Wanted: bright, college graduates interested in becoming nurses. No nursing background needed.
That's the pitch Medical College of Ohio is making with the start of a master's of science degree in nursing geared toward those seeking a career change. Ohio's board of nursing approved the program yesterday.
Jeri Milstead, dean of the nursing school, said the timing of the new master's degree makes perfect sense.
A nationwide nursing shortage means hospitals are desperate for nurses. Even the poor economy hasn't slowed that demand, as a glance at the Sunday want ads in The Blade illustrates. With local starting salaries for nurses averaging about $35,000, combined with flexible work hours, a nursing career can be an attractive option.
But in addition to those factors, Ms. Milstead said she and her colleagues are hearing from more and more people without a medical background who are tired of their jobs.
“People call us and say, `I've got a bachelor's degree, but it's not in nursing and I think I want to be a nurse,'” Ms. Milstead said.
MCO expects to enroll 10 students this fall and 24 annually after than. Tuition will be $15,000 annually for in-state students and $25,000 annually for out-of-state students.
Currently, MCO provides nursing education as part of a four-year bachelor's degree program that is run in collaboration with the University of Toledo and Bowling Green State University. MCO will remain a part of that collaboration. Ms. Milstead said MCO wants to provide an option for college graduates who don't want to return to college for another bachelor's degree and spend more time than necessary in school.

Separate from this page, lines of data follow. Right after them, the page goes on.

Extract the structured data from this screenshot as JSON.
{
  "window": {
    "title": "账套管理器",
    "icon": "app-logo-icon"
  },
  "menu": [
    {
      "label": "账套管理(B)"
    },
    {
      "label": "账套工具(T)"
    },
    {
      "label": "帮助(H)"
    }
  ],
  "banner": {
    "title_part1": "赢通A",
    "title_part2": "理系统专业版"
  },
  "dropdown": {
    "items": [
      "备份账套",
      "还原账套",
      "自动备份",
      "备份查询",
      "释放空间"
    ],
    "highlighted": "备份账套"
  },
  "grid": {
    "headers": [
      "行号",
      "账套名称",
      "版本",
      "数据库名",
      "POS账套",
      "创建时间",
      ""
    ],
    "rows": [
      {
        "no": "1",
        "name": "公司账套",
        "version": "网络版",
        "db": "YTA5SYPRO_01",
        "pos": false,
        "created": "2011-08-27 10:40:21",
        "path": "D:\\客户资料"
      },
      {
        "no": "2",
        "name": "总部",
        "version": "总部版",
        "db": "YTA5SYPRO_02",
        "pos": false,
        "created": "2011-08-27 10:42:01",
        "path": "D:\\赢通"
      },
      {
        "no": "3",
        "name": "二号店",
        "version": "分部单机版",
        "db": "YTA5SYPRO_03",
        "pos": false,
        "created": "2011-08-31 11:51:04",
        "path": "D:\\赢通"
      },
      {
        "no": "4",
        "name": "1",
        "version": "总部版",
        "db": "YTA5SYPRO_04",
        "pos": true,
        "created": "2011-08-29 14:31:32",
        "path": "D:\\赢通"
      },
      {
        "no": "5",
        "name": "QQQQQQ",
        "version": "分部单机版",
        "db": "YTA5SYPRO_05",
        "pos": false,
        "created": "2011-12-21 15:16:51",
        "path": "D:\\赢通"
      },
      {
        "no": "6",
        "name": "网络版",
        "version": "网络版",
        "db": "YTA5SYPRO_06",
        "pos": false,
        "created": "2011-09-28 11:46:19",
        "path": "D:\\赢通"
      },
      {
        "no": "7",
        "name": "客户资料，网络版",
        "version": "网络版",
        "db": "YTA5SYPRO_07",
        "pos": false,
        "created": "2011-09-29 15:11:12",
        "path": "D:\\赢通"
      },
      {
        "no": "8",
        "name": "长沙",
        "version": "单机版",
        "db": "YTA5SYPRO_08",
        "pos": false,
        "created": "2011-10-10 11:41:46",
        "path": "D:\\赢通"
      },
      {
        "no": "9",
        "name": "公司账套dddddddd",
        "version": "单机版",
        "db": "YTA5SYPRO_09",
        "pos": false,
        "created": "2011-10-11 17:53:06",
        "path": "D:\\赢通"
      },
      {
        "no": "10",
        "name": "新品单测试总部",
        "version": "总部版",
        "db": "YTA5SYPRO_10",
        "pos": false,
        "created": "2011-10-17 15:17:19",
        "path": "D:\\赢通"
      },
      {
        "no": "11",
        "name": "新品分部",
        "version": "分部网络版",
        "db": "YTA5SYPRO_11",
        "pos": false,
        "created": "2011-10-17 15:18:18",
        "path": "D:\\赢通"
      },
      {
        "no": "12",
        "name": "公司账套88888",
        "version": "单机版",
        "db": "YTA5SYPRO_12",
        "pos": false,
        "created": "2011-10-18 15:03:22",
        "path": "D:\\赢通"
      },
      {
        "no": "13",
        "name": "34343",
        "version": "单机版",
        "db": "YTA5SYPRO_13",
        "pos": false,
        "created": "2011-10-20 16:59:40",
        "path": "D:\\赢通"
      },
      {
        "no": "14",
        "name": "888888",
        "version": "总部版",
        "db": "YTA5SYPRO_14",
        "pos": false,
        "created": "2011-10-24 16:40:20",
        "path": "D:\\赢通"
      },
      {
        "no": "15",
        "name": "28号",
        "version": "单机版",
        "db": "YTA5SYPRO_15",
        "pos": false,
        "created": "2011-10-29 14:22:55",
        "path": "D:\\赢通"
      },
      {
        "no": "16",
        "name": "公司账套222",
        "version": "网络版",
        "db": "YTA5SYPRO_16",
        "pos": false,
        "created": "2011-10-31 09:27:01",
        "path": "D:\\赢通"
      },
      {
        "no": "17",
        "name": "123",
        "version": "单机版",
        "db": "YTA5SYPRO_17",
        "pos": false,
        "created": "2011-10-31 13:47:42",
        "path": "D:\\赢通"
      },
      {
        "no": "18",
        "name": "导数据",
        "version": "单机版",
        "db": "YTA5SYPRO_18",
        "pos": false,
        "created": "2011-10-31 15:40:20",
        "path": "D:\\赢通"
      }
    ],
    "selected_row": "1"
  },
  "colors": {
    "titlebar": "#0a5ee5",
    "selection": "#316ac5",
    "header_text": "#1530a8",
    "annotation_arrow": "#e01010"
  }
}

Many schools offer master's degrees in nursing, but most focus on nurses who have gone on to specialize in a particular area. MCO's program would be a generic program. Graduates, after taking two years of course and clinical work, would take their nursing exams and go on to become nurses in hospitals, doctors' offices, or wherever they want to go.
Robert Rosseter, director of public affairs for the American Association of Colleges of Nursing, said more colleges are trying generic nursing master's programs like MCO. He said in 1990 there were 12 such programs, and now there are 34 such programs, with 18 more in development.
Vanderbilt University school of nursing in Tennessee has offered a master's degree in nursing open to those without nursing backgrounds since 1987, and the program has proven to be popular.
“We've got students from music to accounting to biology to philosophy,” said Linda Norman, senior associate dean for academics at Vanderbilt's nursing school. “These are people who are very interested in working in the health-care field. [They change careers] because they want to do something that will make a meaningful contribution to society.”